* _EXERCISE INSTRUCTIONS_:
Take each line from the entries that holds "count" and copy it out.
-- MATERIAL SHOWN follows --
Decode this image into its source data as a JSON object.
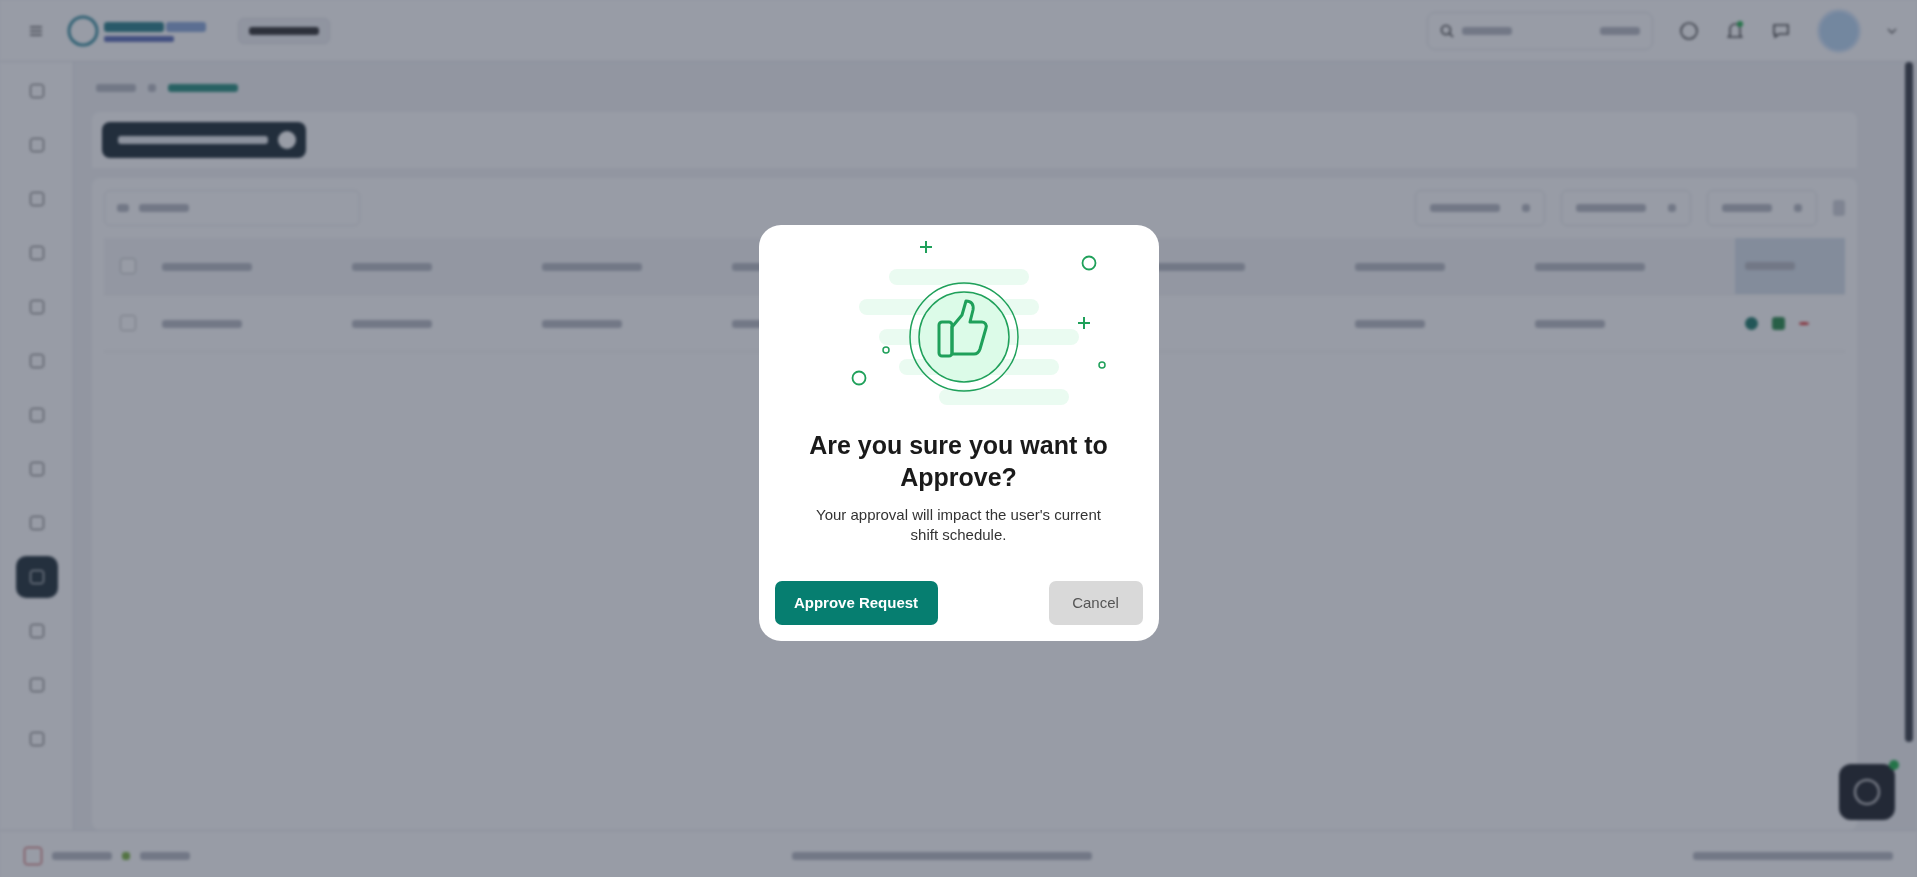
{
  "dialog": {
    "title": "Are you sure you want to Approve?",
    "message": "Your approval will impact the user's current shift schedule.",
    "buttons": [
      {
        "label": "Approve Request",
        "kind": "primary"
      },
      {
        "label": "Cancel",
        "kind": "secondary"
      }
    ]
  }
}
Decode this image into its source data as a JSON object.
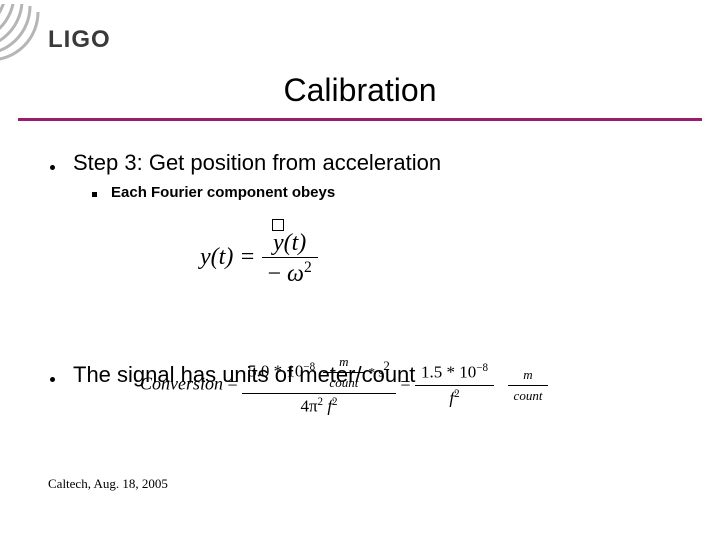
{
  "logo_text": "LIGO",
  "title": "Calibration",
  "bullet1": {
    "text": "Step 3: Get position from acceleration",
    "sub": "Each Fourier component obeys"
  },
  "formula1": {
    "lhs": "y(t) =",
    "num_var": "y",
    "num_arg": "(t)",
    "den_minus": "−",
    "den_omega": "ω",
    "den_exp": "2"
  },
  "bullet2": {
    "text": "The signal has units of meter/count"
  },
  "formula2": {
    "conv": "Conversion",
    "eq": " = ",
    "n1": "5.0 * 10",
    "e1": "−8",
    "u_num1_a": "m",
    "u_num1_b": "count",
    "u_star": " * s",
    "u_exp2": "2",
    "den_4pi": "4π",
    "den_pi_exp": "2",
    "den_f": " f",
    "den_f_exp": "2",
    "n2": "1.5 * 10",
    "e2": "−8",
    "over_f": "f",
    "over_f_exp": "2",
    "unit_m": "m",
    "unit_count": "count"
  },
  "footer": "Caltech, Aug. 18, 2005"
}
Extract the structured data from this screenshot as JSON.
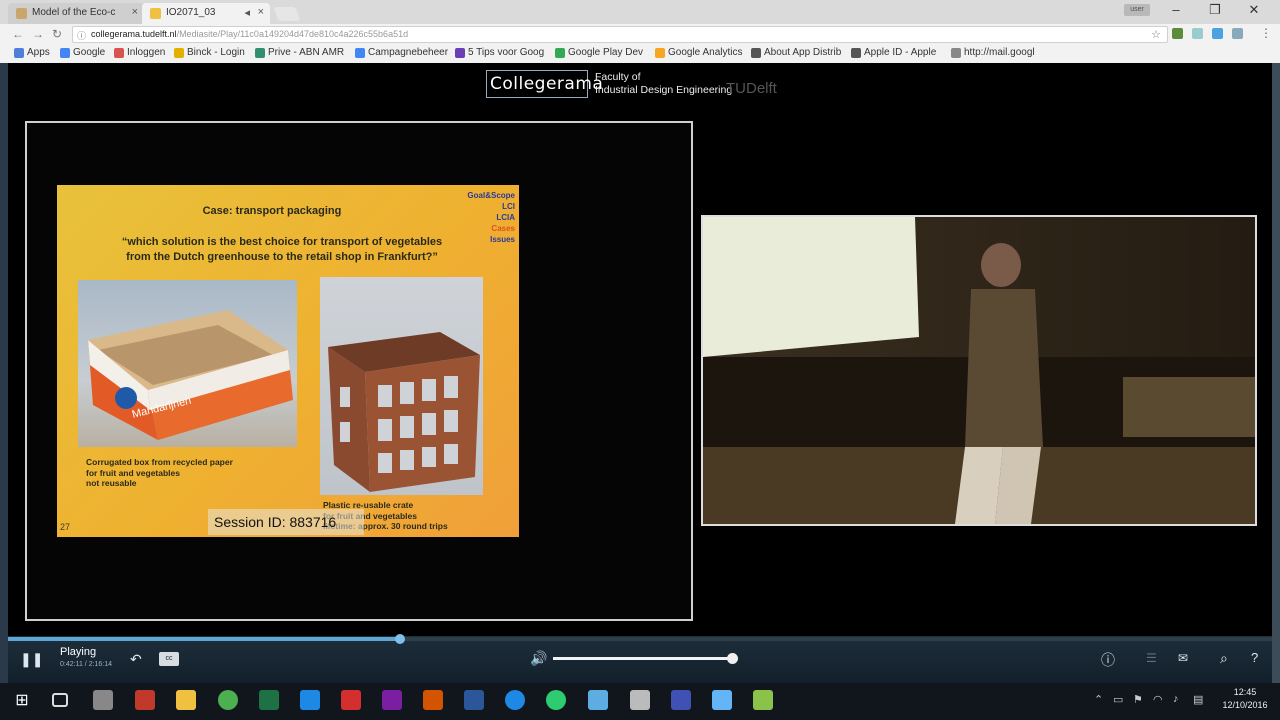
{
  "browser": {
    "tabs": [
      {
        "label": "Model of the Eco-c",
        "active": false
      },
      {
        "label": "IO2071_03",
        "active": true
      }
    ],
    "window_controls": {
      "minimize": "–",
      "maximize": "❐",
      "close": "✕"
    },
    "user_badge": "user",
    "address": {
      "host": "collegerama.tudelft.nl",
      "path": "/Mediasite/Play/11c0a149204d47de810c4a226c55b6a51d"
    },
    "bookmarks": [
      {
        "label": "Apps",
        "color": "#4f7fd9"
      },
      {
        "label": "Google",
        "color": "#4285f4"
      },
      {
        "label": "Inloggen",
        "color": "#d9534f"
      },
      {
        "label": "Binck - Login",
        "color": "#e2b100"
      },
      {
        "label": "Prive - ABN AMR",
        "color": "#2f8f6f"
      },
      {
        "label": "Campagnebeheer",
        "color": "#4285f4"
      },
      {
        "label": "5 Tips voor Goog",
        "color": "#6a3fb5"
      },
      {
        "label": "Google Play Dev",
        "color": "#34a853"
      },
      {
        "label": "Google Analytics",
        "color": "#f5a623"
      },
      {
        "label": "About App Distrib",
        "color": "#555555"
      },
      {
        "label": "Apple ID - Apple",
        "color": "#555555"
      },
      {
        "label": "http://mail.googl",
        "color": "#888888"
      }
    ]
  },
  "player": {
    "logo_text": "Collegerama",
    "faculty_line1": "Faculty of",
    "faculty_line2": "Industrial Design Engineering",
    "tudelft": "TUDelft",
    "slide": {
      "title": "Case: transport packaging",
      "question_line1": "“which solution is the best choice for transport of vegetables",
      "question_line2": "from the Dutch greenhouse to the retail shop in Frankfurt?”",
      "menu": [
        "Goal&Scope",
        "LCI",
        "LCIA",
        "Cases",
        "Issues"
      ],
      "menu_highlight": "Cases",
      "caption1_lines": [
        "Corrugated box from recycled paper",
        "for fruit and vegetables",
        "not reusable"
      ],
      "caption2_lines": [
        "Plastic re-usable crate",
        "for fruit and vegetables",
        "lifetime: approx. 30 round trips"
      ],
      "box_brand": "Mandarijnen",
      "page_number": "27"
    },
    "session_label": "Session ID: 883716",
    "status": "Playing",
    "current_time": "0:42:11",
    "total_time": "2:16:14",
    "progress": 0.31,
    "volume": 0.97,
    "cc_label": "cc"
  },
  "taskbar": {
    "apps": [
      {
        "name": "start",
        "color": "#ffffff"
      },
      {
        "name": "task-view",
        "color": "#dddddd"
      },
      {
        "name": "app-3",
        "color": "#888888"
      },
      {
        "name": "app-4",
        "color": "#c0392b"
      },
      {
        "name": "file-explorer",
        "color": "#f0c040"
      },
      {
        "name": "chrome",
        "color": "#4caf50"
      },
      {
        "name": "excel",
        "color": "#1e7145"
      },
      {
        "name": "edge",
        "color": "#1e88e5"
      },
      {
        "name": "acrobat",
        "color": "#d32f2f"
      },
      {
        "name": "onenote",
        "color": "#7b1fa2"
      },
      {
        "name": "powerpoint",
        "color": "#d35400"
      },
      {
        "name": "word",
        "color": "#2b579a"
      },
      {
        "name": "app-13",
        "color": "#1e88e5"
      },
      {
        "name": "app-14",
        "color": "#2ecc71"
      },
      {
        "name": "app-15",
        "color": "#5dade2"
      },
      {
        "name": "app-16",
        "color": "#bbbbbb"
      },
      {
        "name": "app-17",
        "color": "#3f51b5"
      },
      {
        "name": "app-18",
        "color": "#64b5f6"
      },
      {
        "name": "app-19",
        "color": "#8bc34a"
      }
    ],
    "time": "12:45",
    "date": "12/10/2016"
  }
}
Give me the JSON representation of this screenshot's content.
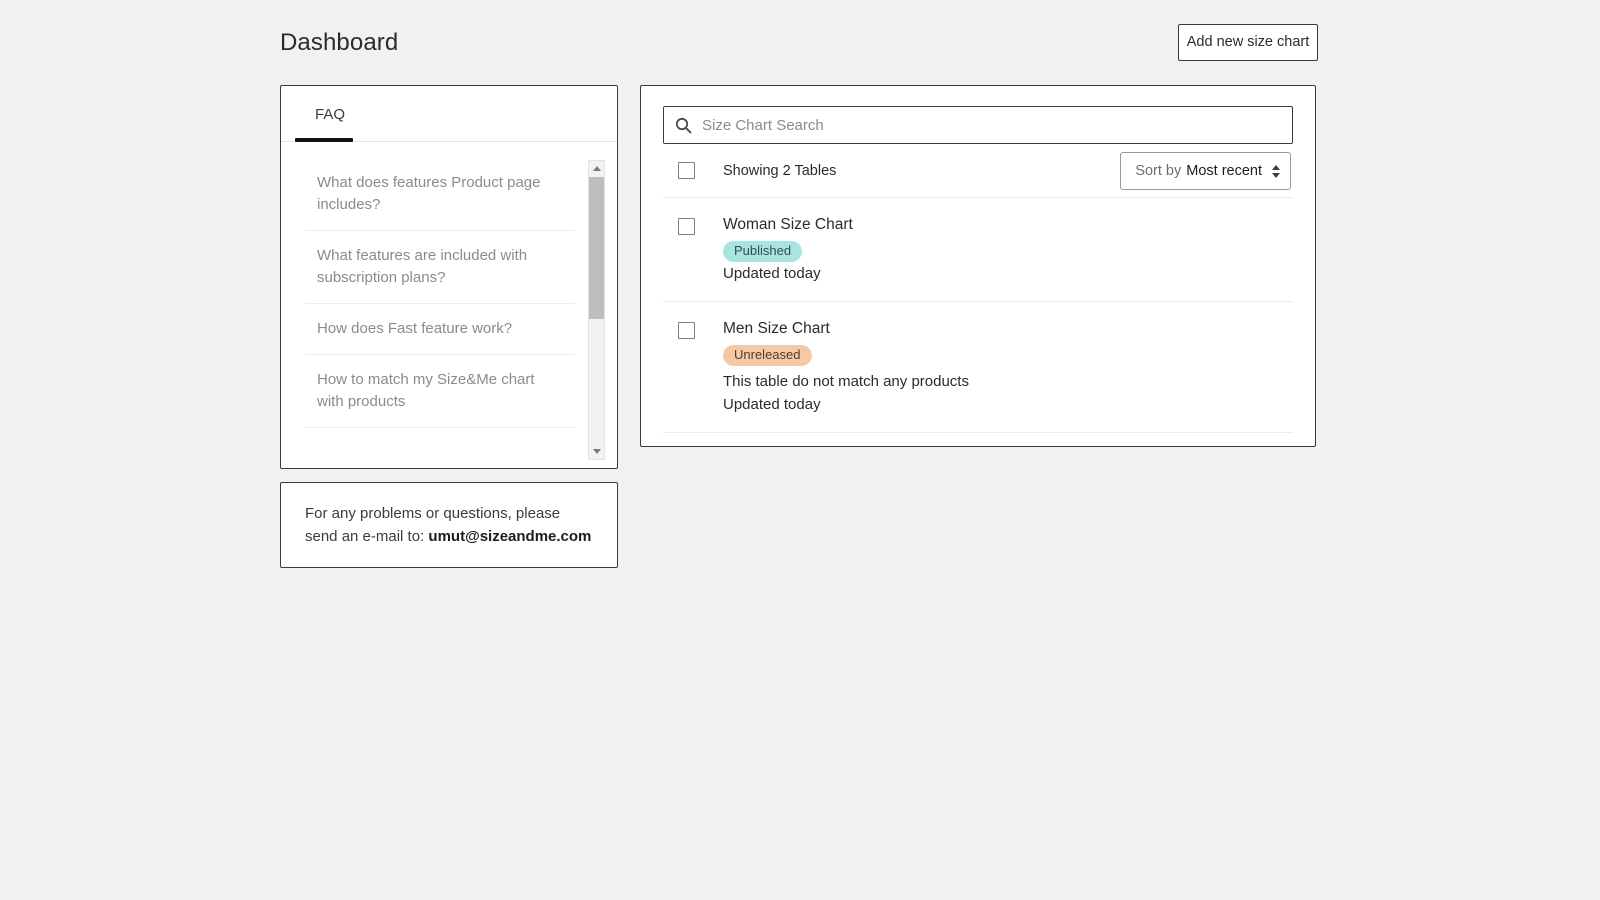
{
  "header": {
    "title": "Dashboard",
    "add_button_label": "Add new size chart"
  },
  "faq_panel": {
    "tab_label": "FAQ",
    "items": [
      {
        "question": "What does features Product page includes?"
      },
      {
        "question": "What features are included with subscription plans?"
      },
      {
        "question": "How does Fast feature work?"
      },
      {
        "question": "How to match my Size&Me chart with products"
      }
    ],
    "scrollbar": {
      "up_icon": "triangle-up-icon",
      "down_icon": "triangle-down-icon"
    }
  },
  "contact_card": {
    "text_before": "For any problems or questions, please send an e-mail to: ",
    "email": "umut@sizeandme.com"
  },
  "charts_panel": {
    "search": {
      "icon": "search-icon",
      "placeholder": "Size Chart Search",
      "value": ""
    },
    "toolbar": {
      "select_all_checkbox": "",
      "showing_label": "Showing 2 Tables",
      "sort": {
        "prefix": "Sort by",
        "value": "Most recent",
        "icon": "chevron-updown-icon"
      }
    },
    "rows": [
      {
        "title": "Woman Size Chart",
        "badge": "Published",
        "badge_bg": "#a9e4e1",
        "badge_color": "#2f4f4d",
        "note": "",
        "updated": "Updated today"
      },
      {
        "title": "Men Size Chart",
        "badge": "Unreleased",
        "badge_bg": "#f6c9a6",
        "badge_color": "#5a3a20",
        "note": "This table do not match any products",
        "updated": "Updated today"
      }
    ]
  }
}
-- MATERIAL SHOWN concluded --
* _ANSWER TO THE PROBLEM_:
    "text": "The signal has units of meter/count"
    "u_num1_b": "count",
    "unit_count": "count"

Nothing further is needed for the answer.